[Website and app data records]

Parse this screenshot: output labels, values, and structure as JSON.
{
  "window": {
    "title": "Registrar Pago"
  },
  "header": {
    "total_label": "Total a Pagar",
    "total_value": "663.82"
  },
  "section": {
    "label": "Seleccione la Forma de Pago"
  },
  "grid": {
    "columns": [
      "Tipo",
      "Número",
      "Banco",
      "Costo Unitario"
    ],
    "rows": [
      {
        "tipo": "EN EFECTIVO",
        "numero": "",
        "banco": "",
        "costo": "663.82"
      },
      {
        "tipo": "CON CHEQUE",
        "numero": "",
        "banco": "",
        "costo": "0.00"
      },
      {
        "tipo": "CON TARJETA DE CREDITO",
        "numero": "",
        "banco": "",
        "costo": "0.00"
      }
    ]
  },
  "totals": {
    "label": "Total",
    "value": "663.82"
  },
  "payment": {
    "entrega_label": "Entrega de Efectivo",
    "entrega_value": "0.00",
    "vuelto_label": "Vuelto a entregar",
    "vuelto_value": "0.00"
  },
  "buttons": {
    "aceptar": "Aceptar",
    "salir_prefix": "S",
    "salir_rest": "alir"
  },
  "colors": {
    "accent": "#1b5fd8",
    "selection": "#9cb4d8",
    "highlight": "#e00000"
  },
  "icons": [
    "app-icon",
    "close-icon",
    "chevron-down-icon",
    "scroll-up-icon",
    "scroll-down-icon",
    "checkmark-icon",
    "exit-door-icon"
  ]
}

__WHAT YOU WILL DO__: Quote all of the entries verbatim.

__YOUR RESPONSE__:
Parse this screenshot: output labels, values, and structure as JSON.
{
  "window": {
    "title": "Registrar Pago"
  },
  "header": {
    "total_label": "Total a Pagar",
    "total_value": "663.82"
  },
  "section": {
    "label": "Seleccione la Forma de Pago"
  },
  "grid": {
    "columns": [
      "Tipo",
      "Número",
      "Banco",
      "Costo Unitario"
    ],
    "rows": [
      {
        "tipo": "EN EFECTIVO",
        "numero": "",
        "banco": "",
        "costo": "663.82"
      },
      {
        "tipo": "CON CHEQUE",
        "numero": "",
        "banco": "",
        "costo": "0.00"
      },
      {
        "tipo": "CON TARJETA DE CREDITO",
        "numero": "",
        "banco": "",
        "costo": "0.00"
      }
    ]
  },
  "totals": {
    "label": "Total",
    "value": "663.82"
  },
  "payment": {
    "entrega_label": "Entrega de Efectivo",
    "entrega_value": "0.00",
    "vuelto_label": "Vuelto a entregar",
    "vuelto_value": "0.00"
  },
  "buttons": {
    "aceptar": "Aceptar",
    "salir_prefix": "S",
    "salir_rest": "alir"
  },
  "colors": {
    "accent": "#1b5fd8",
    "selection": "#9cb4d8",
    "highlight": "#e00000"
  },
  "icons": [
    "app-icon",
    "close-icon",
    "chevron-down-icon",
    "scroll-up-icon",
    "scroll-down-icon",
    "checkmark-icon",
    "exit-door-icon"
  ]
}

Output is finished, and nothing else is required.